Work to complete: Only the lines from the one with "Serialize everything readable" to the end of the material should be reproduced, exactly and in full, both ends included.

*** Opening Records to use ***

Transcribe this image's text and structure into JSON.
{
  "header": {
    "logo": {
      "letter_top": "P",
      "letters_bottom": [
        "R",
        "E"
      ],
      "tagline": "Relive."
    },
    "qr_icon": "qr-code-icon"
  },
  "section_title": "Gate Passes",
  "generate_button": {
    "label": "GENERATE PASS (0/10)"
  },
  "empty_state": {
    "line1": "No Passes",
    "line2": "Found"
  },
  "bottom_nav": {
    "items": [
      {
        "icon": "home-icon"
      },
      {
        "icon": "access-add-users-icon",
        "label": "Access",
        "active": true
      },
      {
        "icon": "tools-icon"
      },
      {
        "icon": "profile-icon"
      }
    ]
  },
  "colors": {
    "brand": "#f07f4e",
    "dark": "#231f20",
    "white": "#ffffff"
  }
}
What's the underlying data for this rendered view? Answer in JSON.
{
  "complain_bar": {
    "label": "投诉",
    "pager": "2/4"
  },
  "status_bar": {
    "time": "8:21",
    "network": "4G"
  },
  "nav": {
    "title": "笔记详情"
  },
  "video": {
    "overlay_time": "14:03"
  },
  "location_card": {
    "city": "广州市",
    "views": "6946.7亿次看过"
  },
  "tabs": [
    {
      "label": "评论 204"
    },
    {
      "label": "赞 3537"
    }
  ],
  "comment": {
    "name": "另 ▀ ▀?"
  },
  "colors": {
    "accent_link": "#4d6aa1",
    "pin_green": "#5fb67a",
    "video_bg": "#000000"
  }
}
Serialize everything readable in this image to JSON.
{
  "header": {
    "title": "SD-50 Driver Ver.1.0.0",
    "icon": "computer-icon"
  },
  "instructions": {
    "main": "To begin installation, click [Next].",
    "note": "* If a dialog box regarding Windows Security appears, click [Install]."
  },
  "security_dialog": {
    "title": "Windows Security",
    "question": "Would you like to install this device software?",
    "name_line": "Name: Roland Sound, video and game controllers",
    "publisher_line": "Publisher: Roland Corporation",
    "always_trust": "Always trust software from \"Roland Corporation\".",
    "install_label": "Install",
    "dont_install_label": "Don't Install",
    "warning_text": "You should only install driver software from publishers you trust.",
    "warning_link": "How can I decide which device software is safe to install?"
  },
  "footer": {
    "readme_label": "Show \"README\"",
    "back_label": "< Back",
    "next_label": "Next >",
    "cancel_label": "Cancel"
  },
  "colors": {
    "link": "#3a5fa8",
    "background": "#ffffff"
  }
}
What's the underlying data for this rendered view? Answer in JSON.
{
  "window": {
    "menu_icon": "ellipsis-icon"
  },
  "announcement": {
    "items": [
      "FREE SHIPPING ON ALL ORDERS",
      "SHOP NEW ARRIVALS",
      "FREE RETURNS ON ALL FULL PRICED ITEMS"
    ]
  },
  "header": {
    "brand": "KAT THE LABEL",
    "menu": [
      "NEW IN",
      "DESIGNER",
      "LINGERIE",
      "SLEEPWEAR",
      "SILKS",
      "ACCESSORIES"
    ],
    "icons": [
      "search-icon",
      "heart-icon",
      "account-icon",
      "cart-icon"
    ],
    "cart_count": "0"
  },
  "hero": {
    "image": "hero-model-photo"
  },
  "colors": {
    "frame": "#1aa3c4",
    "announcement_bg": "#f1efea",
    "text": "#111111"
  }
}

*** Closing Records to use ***

Output:
Serialize everything readable in this image to JSON.
{
  "header": {
    "title": "SD-50 Driver Ver.1.0.0",
    "icon": "computer-icon"
  },
  "instructions": {
    "main": "To begin installation, click [Next].",
    "note": "* If a dialog box regarding Windows Security appears, click [Install]."
  },
  "security_dialog": {
    "title": "Windows Security",
    "question": "Would you like to install this device software?",
    "name_line": "Name: Roland Sound, video and game controllers",
    "publisher_line": "Publisher: Roland Corporation",
    "always_trust": "Always trust software from \"Roland Corporation\".",
    "install_label": "Install",
    "dont_install_label": "Don't Install",
    "warning_text": "You should only install driver software from publishers you trust.",
    "warning_link": "How can I decide which device software is safe to install?"
  },
  "footer": {
    "readme_label": "Show \"README\"",
    "back_label": "< Back",
    "next_label": "Next >",
    "cancel_label": "Cancel"
  },
  "colors": {
    "link": "#3a5fa8",
    "background": "#ffffff"
  }
}
What's the underlying data for this rendered view? Answer in JSON.
{
  "window": {
    "menu_icon": "ellipsis-icon"
  },
  "announcement": {
    "items": [
      "FREE SHIPPING ON ALL ORDERS",
      "SHOP NEW ARRIVALS",
      "FREE RETURNS ON ALL FULL PRICED ITEMS"
    ]
  },
  "header": {
    "brand": "KAT THE LABEL",
    "menu": [
      "NEW IN",
      "DESIGNER",
      "LINGERIE",
      "SLEEPWEAR",
      "SILKS",
      "ACCESSORIES"
    ],
    "icons": [
      "search-icon",
      "heart-icon",
      "account-icon",
      "cart-icon"
    ],
    "cart_count": "0"
  },
  "hero": {
    "image": "hero-model-photo"
  },
  "colors": {
    "frame": "#1aa3c4",
    "announcement_bg": "#f1efea",
    "text": "#111111"
  }
}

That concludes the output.